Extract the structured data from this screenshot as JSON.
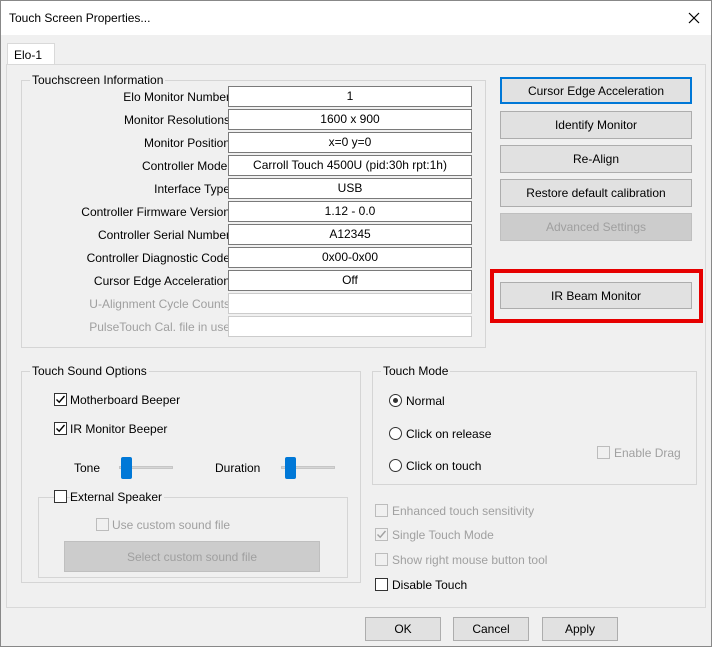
{
  "window": {
    "title": "Touch Screen Properties..."
  },
  "tabs": [
    {
      "label": "Elo-1"
    }
  ],
  "touchscreen_info": {
    "group_label": "Touchscreen Information",
    "rows": [
      {
        "label": "Elo Monitor Number",
        "value": "1",
        "enabled": true
      },
      {
        "label": "Monitor Resolutions",
        "value": "1600 x 900",
        "enabled": true
      },
      {
        "label": "Monitor Position",
        "value": "x=0  y=0",
        "enabled": true
      },
      {
        "label": "Controller Model",
        "value": "Carroll Touch 4500U (pid:30h rpt:1h)",
        "enabled": true
      },
      {
        "label": "Interface Type",
        "value": "USB",
        "enabled": true
      },
      {
        "label": "Controller Firmware Version",
        "value": "1.12 - 0.0",
        "enabled": true
      },
      {
        "label": "Controller Serial Number",
        "value": "A12345",
        "enabled": true
      },
      {
        "label": "Controller Diagnostic Code",
        "value": "0x00-0x00",
        "enabled": true
      },
      {
        "label": "Cursor Edge Acceleration",
        "value": "Off",
        "enabled": true
      },
      {
        "label": "U-Alignment Cycle Counts",
        "value": "",
        "enabled": false
      },
      {
        "label": "PulseTouch Cal. file in use",
        "value": "",
        "enabled": false
      }
    ]
  },
  "buttons": {
    "cursor_edge": "Cursor Edge Acceleration",
    "identify": "Identify Monitor",
    "realign": "Re-Align",
    "restore": "Restore default calibration",
    "advanced": "Advanced Settings",
    "ir_beam": "IR Beam Monitor"
  },
  "sound": {
    "group_label": "Touch Sound Options",
    "motherboard_beeper": "Motherboard Beeper",
    "motherboard_checked": true,
    "ir_monitor_beeper": "IR Monitor Beeper",
    "ir_checked": true,
    "tone_label": "Tone",
    "duration_label": "Duration",
    "external_speaker": "External Speaker",
    "external_checked": false,
    "use_custom": "Use custom sound file",
    "select_custom": "Select custom sound file"
  },
  "touch_mode": {
    "group_label": "Touch Mode",
    "options": [
      "Normal",
      "Click on release",
      "Click on touch"
    ],
    "selected": "Normal",
    "enable_drag": "Enable Drag"
  },
  "extra_options": {
    "enhanced": "Enhanced touch sensitivity",
    "single_touch": "Single Touch Mode",
    "single_touch_checked": true,
    "right_mouse": "Show right mouse button tool",
    "disable_touch": "Disable Touch"
  },
  "footer": {
    "ok": "OK",
    "cancel": "Cancel",
    "apply": "Apply"
  },
  "colors": {
    "highlight": "#e60000",
    "accent": "#0078d7"
  }
}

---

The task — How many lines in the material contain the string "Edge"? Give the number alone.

Expected output — 2